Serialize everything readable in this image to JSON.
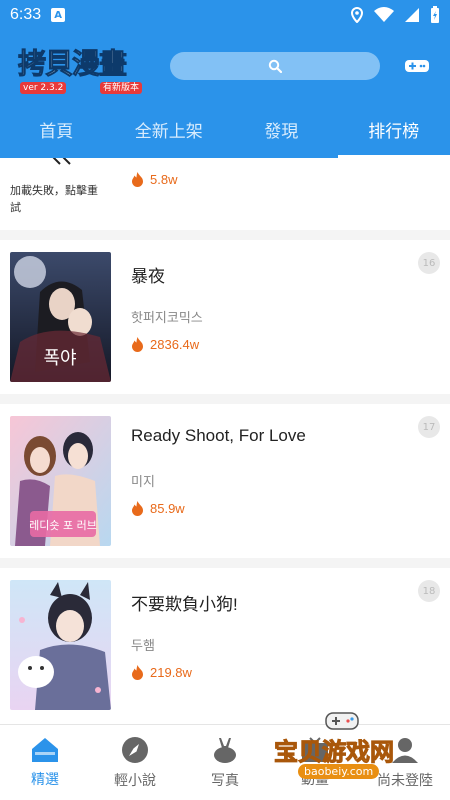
{
  "status": {
    "time": "6:33",
    "notif_letter": "A"
  },
  "app": {
    "logo_title": "拷貝漫畫",
    "version": "ver 2.3.2",
    "new_version": "有新版本"
  },
  "tabs": [
    {
      "label": "首頁"
    },
    {
      "label": "全新上架"
    },
    {
      "label": "發現"
    },
    {
      "label": "排行榜"
    }
  ],
  "list": {
    "partial_item": {
      "fail_text": "加載失敗，點擊重試",
      "hot": "5.8w"
    },
    "items": [
      {
        "rank": "16",
        "title": "暴夜",
        "author": "핫퍼지코믹스",
        "hot": "2836.4w",
        "cover_text": "폭야"
      },
      {
        "rank": "17",
        "title": "Ready Shoot, For Love",
        "author": "미지",
        "hot": "85.9w",
        "cover_text": "레디숏 포 러브"
      },
      {
        "rank": "18",
        "title": "不要欺負小狗!",
        "author": "두햄",
        "hot": "219.8w",
        "cover_text": ""
      }
    ]
  },
  "bottom_nav": [
    {
      "label": "精選"
    },
    {
      "label": "輕小說"
    },
    {
      "label": "写真"
    },
    {
      "label": "動畫"
    },
    {
      "label": "尚未登陸"
    }
  ],
  "watermark": {
    "text": "宝贝游戏网",
    "url": "baobeiy.com"
  },
  "colors": {
    "primary": "#2b93ea",
    "hot": "#e86a1b",
    "inactive_tab": "#d8ecfd"
  }
}
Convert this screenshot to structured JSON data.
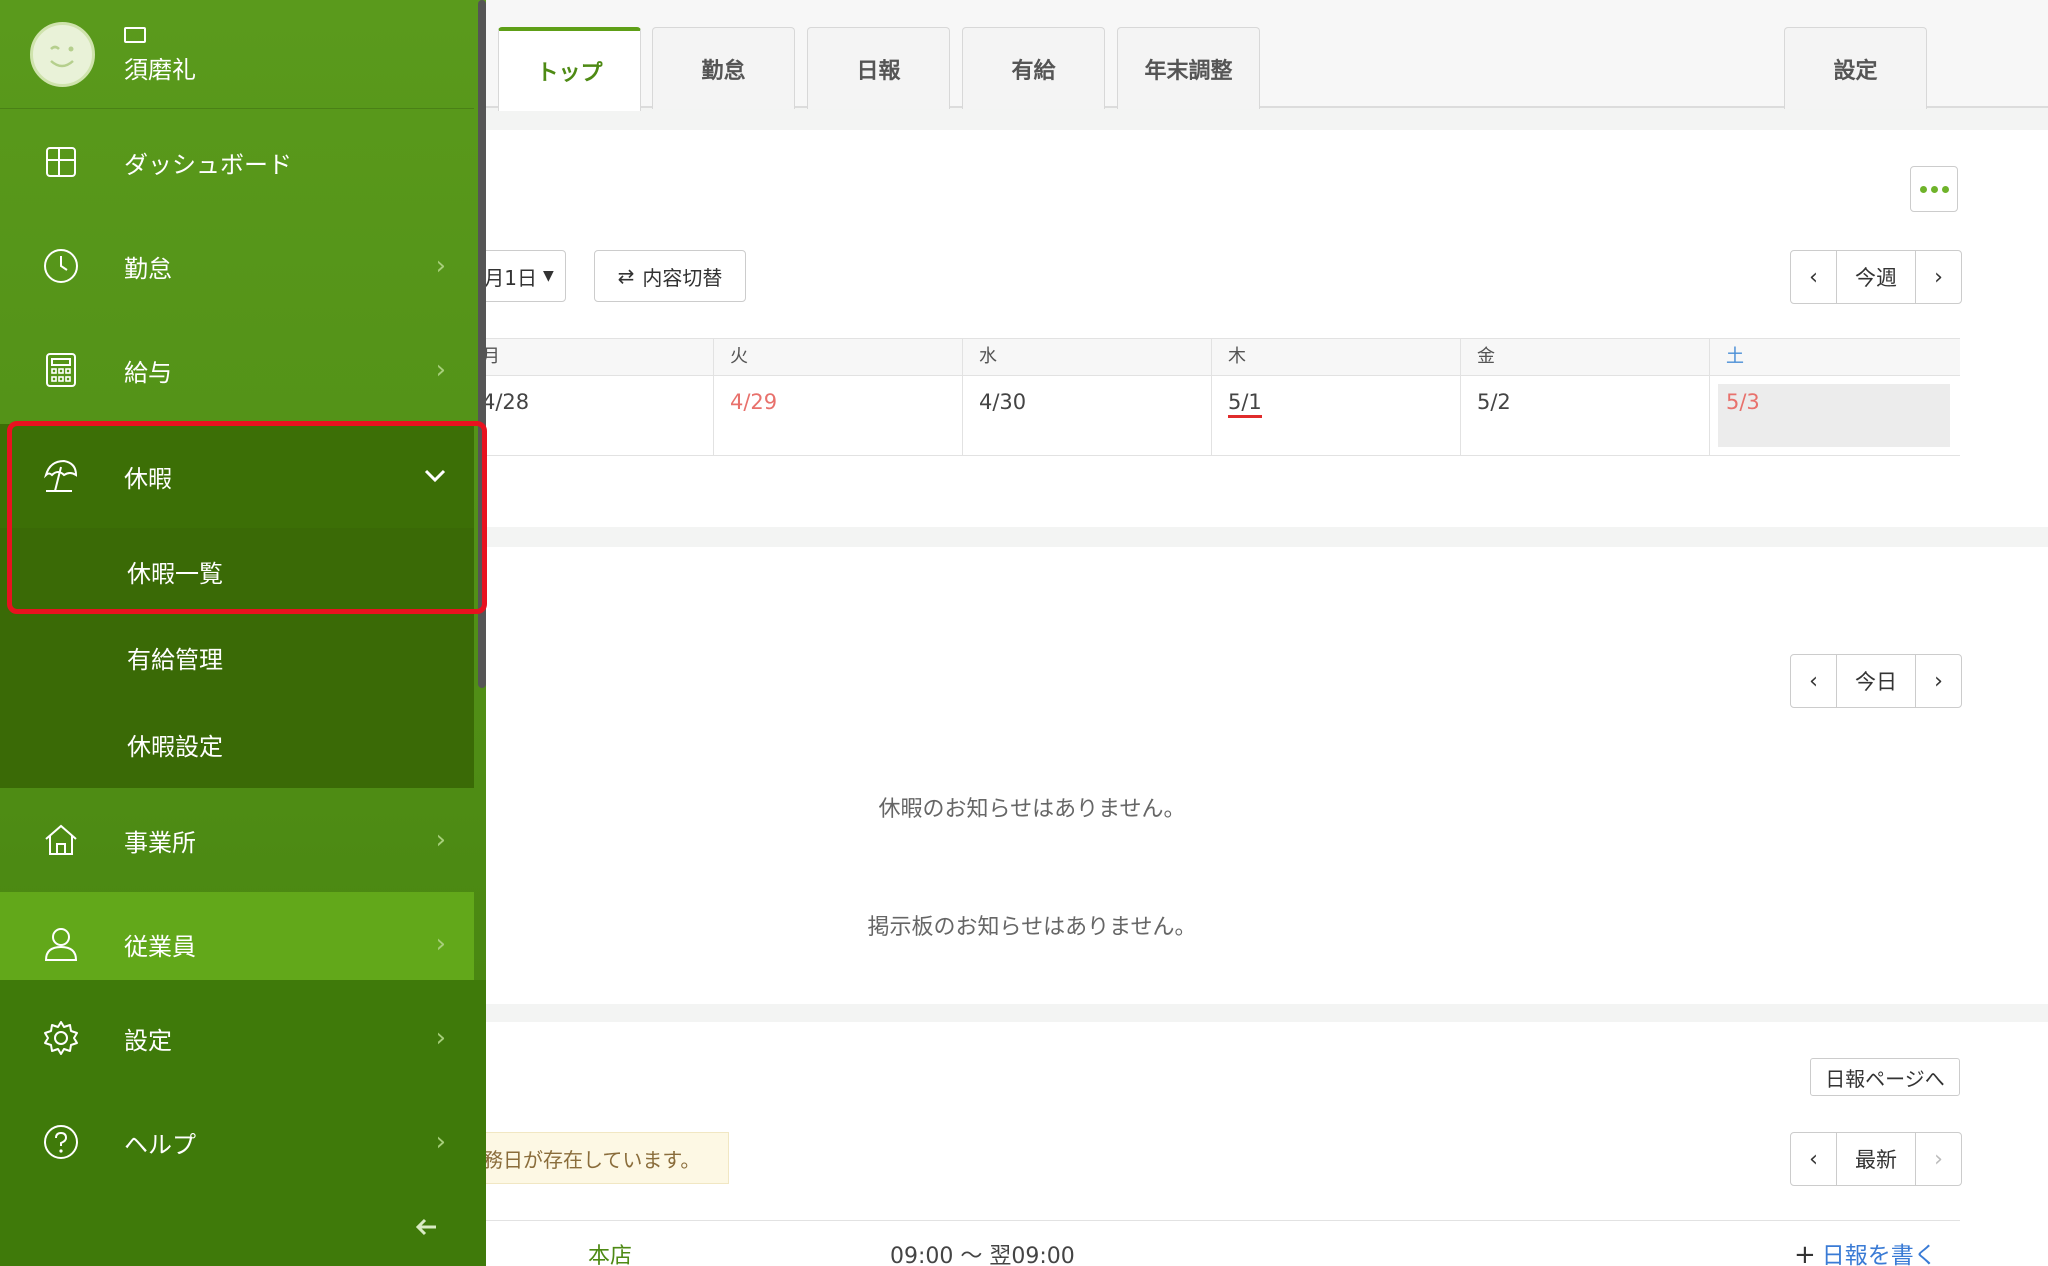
{
  "tabs": [
    {
      "label": "トップ",
      "active": true
    },
    {
      "label": "勤怠"
    },
    {
      "label": "日報"
    },
    {
      "label": "有給"
    },
    {
      "label": "年末調整"
    },
    {
      "label": "設定"
    }
  ],
  "week_card": {
    "date_selector": "月1日",
    "toggle_label": "内容切替",
    "pager": {
      "prev": "‹",
      "label": "今週",
      "next": "›"
    },
    "days": [
      {
        "day": "月",
        "date": "4/28"
      },
      {
        "day": "火",
        "date": "4/29"
      },
      {
        "day": "水",
        "date": "4/30"
      },
      {
        "day": "木",
        "date": "5/1"
      },
      {
        "day": "金",
        "date": "5/2"
      },
      {
        "day": "土",
        "date": "5/3"
      }
    ]
  },
  "notices_card": {
    "pager": {
      "prev": "‹",
      "label": "今日",
      "next": "›"
    },
    "leave_empty": "休暇のお知らせはありません。",
    "board_empty": "掲示板のお知らせはありません。"
  },
  "report_card": {
    "page_button": "日報ページへ",
    "pager": {
      "prev": "‹",
      "label": "最新",
      "next": "›"
    },
    "notice_text": "務日が存在しています。",
    "row": {
      "office": "本店",
      "time": "09:00 ～ 翌09:00",
      "write_link": "日報を書く"
    }
  },
  "sidebar": {
    "user_name": "須磨礼",
    "items": [
      {
        "label": "ダッシュボード",
        "icon": "dashboard-icon"
      },
      {
        "label": "勤怠",
        "icon": "clock-icon"
      },
      {
        "label": "給与",
        "icon": "calculator-icon"
      },
      {
        "label": "休暇",
        "icon": "umbrella-icon"
      },
      {
        "label": "事業所",
        "icon": "home-icon"
      },
      {
        "label": "従業員",
        "icon": "person-icon"
      },
      {
        "label": "設定",
        "icon": "gear-icon"
      },
      {
        "label": "ヘルプ",
        "icon": "help-icon"
      }
    ],
    "leave_sub": [
      {
        "label": "休暇一覧"
      },
      {
        "label": "有給管理"
      },
      {
        "label": "休暇設定"
      }
    ]
  },
  "colors": {
    "brand": "#5a9a1c",
    "highlight": "#e8121f",
    "holiday": "#e8716c",
    "saturday": "#4a8fd6",
    "link": "#3a7bd5"
  }
}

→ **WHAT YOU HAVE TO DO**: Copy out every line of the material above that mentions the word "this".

→ **SOLVED EXERCISE**:
Serialize everything readable in this image to JSON.
Convert this screenshot to structured JSON data.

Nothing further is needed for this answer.